• **Instructions for the task**:
Answer with one number: the count of lines in the listing below that hold the word "name".

• **Supplied material**:
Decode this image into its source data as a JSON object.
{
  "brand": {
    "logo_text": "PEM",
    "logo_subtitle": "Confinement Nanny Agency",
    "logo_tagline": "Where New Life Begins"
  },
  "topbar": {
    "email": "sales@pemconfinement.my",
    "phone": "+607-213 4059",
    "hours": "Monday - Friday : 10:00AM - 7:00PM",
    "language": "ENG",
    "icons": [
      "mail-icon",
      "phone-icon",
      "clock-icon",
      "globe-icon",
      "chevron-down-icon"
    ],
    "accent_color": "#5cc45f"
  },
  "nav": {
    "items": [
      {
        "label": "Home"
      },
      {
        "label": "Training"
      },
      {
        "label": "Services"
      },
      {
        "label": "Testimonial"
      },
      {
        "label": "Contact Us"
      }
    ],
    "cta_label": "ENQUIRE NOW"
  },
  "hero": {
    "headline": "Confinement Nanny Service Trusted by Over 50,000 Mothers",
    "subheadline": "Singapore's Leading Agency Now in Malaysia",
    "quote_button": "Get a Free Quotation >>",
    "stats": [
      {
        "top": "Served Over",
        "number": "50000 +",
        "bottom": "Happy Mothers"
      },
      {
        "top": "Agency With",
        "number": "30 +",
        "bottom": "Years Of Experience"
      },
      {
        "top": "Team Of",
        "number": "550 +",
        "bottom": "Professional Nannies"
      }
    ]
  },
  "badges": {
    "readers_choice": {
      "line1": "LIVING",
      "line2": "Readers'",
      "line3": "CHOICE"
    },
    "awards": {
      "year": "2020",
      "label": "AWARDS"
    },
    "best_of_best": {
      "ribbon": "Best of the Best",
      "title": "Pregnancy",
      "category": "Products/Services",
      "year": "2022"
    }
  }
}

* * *

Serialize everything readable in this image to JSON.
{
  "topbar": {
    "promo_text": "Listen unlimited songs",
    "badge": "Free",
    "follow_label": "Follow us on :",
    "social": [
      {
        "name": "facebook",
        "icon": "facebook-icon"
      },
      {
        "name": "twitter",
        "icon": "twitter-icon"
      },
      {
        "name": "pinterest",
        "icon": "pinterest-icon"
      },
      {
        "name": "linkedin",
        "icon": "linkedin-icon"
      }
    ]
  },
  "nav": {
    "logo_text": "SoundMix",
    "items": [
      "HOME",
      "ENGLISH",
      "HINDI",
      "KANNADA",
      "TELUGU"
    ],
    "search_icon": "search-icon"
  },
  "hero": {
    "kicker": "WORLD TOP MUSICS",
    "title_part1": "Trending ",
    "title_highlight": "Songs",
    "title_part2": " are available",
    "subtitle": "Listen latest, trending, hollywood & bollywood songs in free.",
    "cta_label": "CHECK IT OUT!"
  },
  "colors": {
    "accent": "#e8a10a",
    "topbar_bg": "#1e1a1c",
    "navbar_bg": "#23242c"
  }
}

• **Written answer**:
4